Herr Tartüff is an enjoyable film and Becce’s music is really quite something. I wouldn’t have needed the entire thing to be longer than it was, but I had a good time throughout.
Alan (Hans Heinrich von Twardowski) and Francis (Friedrich Feher) visit the fair where they see the show of Dr. Caligari (Werner Krauss). Caligari is a hypnotist who shows off a somnambulist, Cesare (Conrad Veidt). After Caligari wakes Cesare from his sleep, Cesare predicts the future. In this case specifically, he predicts Alan’s death. The very next day Alan is dead, and Francis is deeply suspicious of Cesare.

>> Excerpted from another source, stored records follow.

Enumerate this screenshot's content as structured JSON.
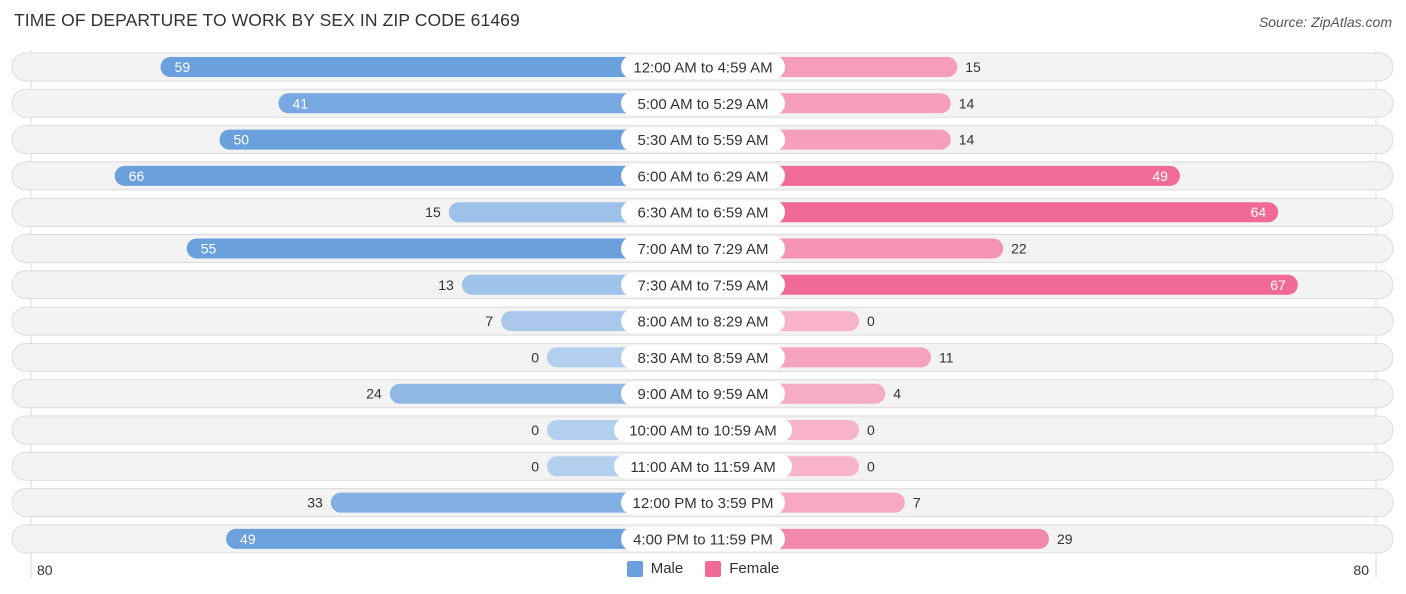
{
  "header": {
    "title": "TIME OF DEPARTURE TO WORK BY SEX IN ZIP CODE 61469",
    "source": "Source: ZipAtlas.com"
  },
  "legend": {
    "male_label": "Male",
    "female_label": "Female",
    "male_color": "#6aa0dc",
    "female_color": "#f06a95"
  },
  "chart_data": {
    "type": "bar",
    "orientation": "horizontal-butterfly",
    "title": "TIME OF DEPARTURE TO WORK BY SEX IN ZIP CODE 61469",
    "categories": [
      "12:00 AM to 4:59 AM",
      "5:00 AM to 5:29 AM",
      "5:30 AM to 5:59 AM",
      "6:00 AM to 6:29 AM",
      "6:30 AM to 6:59 AM",
      "7:00 AM to 7:29 AM",
      "7:30 AM to 7:59 AM",
      "8:00 AM to 8:29 AM",
      "8:30 AM to 8:59 AM",
      "9:00 AM to 9:59 AM",
      "10:00 AM to 10:59 AM",
      "11:00 AM to 11:59 AM",
      "12:00 PM to 3:59 PM",
      "4:00 PM to 11:59 PM"
    ],
    "series": [
      {
        "name": "Male",
        "color": "#6aa0dc",
        "values": [
          59,
          41,
          50,
          66,
          15,
          55,
          13,
          7,
          0,
          24,
          0,
          0,
          33,
          49
        ]
      },
      {
        "name": "Female",
        "color": "#f06a95",
        "values": [
          15,
          14,
          14,
          49,
          64,
          22,
          67,
          0,
          11,
          4,
          0,
          0,
          7,
          29
        ]
      }
    ],
    "axis": {
      "left_tick": "80",
      "right_tick": "80",
      "range": [
        0,
        80
      ]
    },
    "legend_position": "bottom-center"
  }
}
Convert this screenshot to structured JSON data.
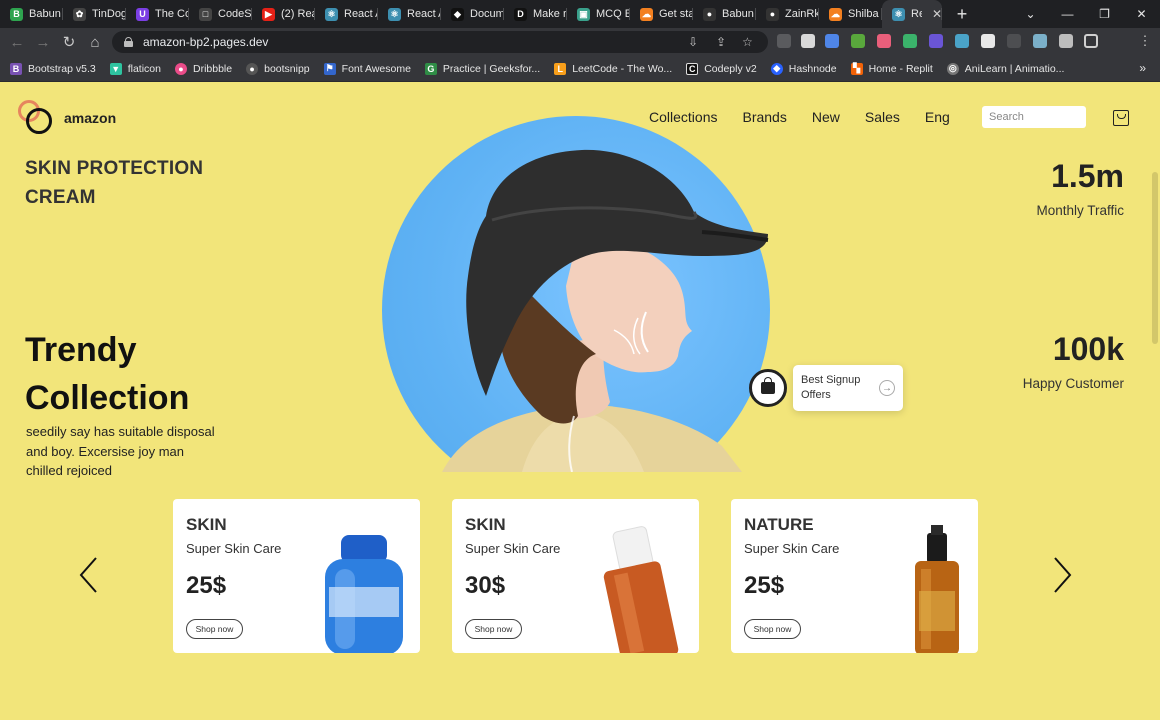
{
  "browser": {
    "tabs": [
      {
        "label": "Babun",
        "fav_color": "#2ea44f",
        "fav_glyph": "B"
      },
      {
        "label": "TinDog",
        "fav_color": "#444",
        "fav_glyph": "✿"
      },
      {
        "label": "The Co",
        "fav_color": "#7b3fe4",
        "fav_glyph": "U"
      },
      {
        "label": "CodeS",
        "fav_color": "#444",
        "fav_glyph": "□"
      },
      {
        "label": "(2) Rea",
        "fav_color": "#e62117",
        "fav_glyph": "▶"
      },
      {
        "label": "React A",
        "fav_color": "#3d8fb0",
        "fav_glyph": "⚛"
      },
      {
        "label": "React A",
        "fav_color": "#3d8fb0",
        "fav_glyph": "⚛"
      },
      {
        "label": "Docum",
        "fav_color": "#111",
        "fav_glyph": "◆"
      },
      {
        "label": "Make r",
        "fav_color": "#111",
        "fav_glyph": "D"
      },
      {
        "label": "MCQ E",
        "fav_color": "#3aa18c",
        "fav_glyph": "▣"
      },
      {
        "label": "Get sta",
        "fav_color": "#f38020",
        "fav_glyph": "☁"
      },
      {
        "label": "Babun",
        "fav_color": "#333",
        "fav_glyph": "●"
      },
      {
        "label": "ZainRk",
        "fav_color": "#333",
        "fav_glyph": "●"
      },
      {
        "label": "Shilba",
        "fav_color": "#f38020",
        "fav_glyph": "☁"
      },
      {
        "label": "Re",
        "fav_color": "#3d8fb0",
        "fav_glyph": "⚛",
        "active": true
      }
    ],
    "url": "amazon-bp2.pages.dev",
    "bookmarks": [
      {
        "label": "Bootstrap v5.3",
        "icon_color": "#7952b3",
        "glyph": "B"
      },
      {
        "label": "flaticon",
        "icon_color": "#2ec4a0",
        "glyph": "▼"
      },
      {
        "label": "Dribbble",
        "icon_color": "#ea4c89",
        "glyph": "●"
      },
      {
        "label": "bootsnipp",
        "icon_color": "#555",
        "glyph": "●"
      },
      {
        "label": "Font Awesome",
        "icon_color": "#3366cc",
        "glyph": "⚑"
      },
      {
        "label": "Practice | Geeksfor...",
        "icon_color": "#2f8d46",
        "glyph": "G"
      },
      {
        "label": "LeetCode - The Wo...",
        "icon_color": "#f89f1b",
        "glyph": "L"
      },
      {
        "label": "Codeply v2",
        "icon_color": "#111",
        "glyph": "C"
      },
      {
        "label": "Hashnode",
        "icon_color": "#2962ff",
        "glyph": "◆"
      },
      {
        "label": "Home - Replit",
        "icon_color": "#f26207",
        "glyph": "▚"
      },
      {
        "label": "AniLearn | Animatio...",
        "icon_color": "#777",
        "glyph": "◎"
      }
    ],
    "bookmarks_more": "»"
  },
  "header": {
    "brand": "amazon",
    "nav": [
      "Collections",
      "Brands",
      "New",
      "Sales",
      "Eng"
    ],
    "search_placeholder": "Search"
  },
  "hero": {
    "skin_title": "SKIN PROTECTION CREAM",
    "trendy_title": "Trendy Collection",
    "trendy_desc": "seedily say has suitable disposal and boy. Excersise joy man chilled rejoiced",
    "stats": [
      {
        "value": "1.5m",
        "label": "Monthly Traffic"
      },
      {
        "value": "100k",
        "label": "Happy Customer"
      }
    ],
    "signup_text": "Best Signup Offers"
  },
  "products": [
    {
      "category": "SKIN",
      "subtitle": "Super Skin Care",
      "price": "25$",
      "button": "Shop now",
      "bottle": "blue"
    },
    {
      "category": "SKIN",
      "subtitle": "Super Skin Care",
      "price": "30$",
      "button": "Shop now",
      "bottle": "orange"
    },
    {
      "category": "NATURE",
      "subtitle": "Super Skin Care",
      "price": "25$",
      "button": "Shop now",
      "bottle": "amber"
    }
  ],
  "colors": {
    "page_bg": "#f2e57a",
    "hero_disc": "#5fb2f4",
    "logo_ring_accent": "#e6855e"
  }
}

The Cabinet of Dr. Caligari is a pretty astonishing film and the combination of this film with Cameron Carpenter and his music really was the perfect storm, making this event a perfectly stylish evening.
The Doorman (Emil Jannings) has been working in the big hotel for a very long time and he takes a lot of pride in his job. But he is also getting old. After carrying a particularly heavy suitcase, he has to take a break – which the Hotel Manager (Hans Unterkircher) sees. He decides that the Doorman isn’t up to the task anymore and that he should do something less strenuous, so he makes him washroom clerk. But the Doorman can’t handle the demotion this means and starts to unravel.
The last F.W. Murnau/Emil Jannings cooperation I saw (Faust) already blew me away, but this film blew me even further (I should make a project or something of watching all their stuff). Both the story and Jannings’ acting had me completely in their grip and I could still cry when I think about it.